**TASK INSTRUCTIONS**: Quote all lines below exactly. Images stay out.

**RECORD EXTRACTS**:

* * * *

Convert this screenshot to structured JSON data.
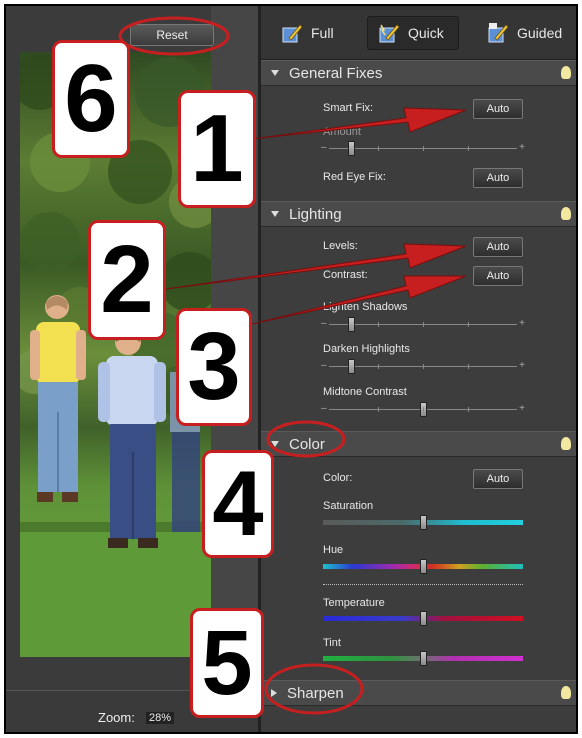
{
  "toolbar": {
    "reset_label": "Reset"
  },
  "mode_tabs": [
    {
      "label": "Full",
      "icon": "full-edit-icon"
    },
    {
      "label": "Quick",
      "icon": "quick-edit-icon",
      "active": true
    },
    {
      "label": "Guided",
      "icon": "guided-edit-icon"
    }
  ],
  "sections": {
    "general_fixes": {
      "title": "General Fixes",
      "smart_fix_label": "Smart Fix:",
      "smart_fix_button": "Auto",
      "smart_fix_slider_label": "Amount",
      "red_eye_label": "Red Eye Fix:",
      "red_eye_button": "Auto"
    },
    "lighting": {
      "title": "Lighting",
      "levels_label": "Levels:",
      "levels_button": "Auto",
      "contrast_label": "Contrast:",
      "contrast_button": "Auto",
      "lighten_shadows_label": "Lighten Shadows",
      "darken_highlights_label": "Darken Highlights",
      "midtone_contrast_label": "Midtone Contrast"
    },
    "color": {
      "title": "Color",
      "color_label": "Color:",
      "color_button": "Auto",
      "saturation_label": "Saturation",
      "hue_label": "Hue",
      "temperature_label": "Temperature",
      "tint_label": "Tint"
    },
    "sharpen": {
      "title": "Sharpen"
    }
  },
  "slider_values": {
    "amount": 0.1,
    "lighten_shadows": 0.1,
    "darken_highlights": 0.1,
    "midtone_contrast": 0.5,
    "saturation": 0.5,
    "hue": 0.5,
    "temperature": 0.5,
    "tint": 0.5
  },
  "status": {
    "zoom_label": "Zoom:",
    "zoom_value": "28%"
  },
  "callouts": [
    "1",
    "2",
    "3",
    "4",
    "5",
    "6"
  ],
  "colors": {
    "annotation_red": "#c71f1f",
    "panel_bg": "#3d3d3d",
    "header_bg": "#4a4a4a"
  }
}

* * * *

**SOLVED PROBLEM**:
Convert this screenshot to structured JSON data.
{
  "toolbar": {
    "reset_label": "Reset"
  },
  "mode_tabs": [
    {
      "label": "Full",
      "icon": "full-edit-icon"
    },
    {
      "label": "Quick",
      "icon": "quick-edit-icon",
      "active": true
    },
    {
      "label": "Guided",
      "icon": "guided-edit-icon"
    }
  ],
  "sections": {
    "general_fixes": {
      "title": "General Fixes",
      "smart_fix_label": "Smart Fix:",
      "smart_fix_button": "Auto",
      "smart_fix_slider_label": "Amount",
      "red_eye_label": "Red Eye Fix:",
      "red_eye_button": "Auto"
    },
    "lighting": {
      "title": "Lighting",
      "levels_label": "Levels:",
      "levels_button": "Auto",
      "contrast_label": "Contrast:",
      "contrast_button": "Auto",
      "lighten_shadows_label": "Lighten Shadows",
      "darken_highlights_label": "Darken Highlights",
      "midtone_contrast_label": "Midtone Contrast"
    },
    "color": {
      "title": "Color",
      "color_label": "Color:",
      "color_button": "Auto",
      "saturation_label": "Saturation",
      "hue_label": "Hue",
      "temperature_label": "Temperature",
      "tint_label": "Tint"
    },
    "sharpen": {
      "title": "Sharpen"
    }
  },
  "slider_values": {
    "amount": 0.1,
    "lighten_shadows": 0.1,
    "darken_highlights": 0.1,
    "midtone_contrast": 0.5,
    "saturation": 0.5,
    "hue": 0.5,
    "temperature": 0.5,
    "tint": 0.5
  },
  "status": {
    "zoom_label": "Zoom:",
    "zoom_value": "28%"
  },
  "callouts": [
    "1",
    "2",
    "3",
    "4",
    "5",
    "6"
  ],
  "colors": {
    "annotation_red": "#c71f1f",
    "panel_bg": "#3d3d3d",
    "header_bg": "#4a4a4a"
  }
}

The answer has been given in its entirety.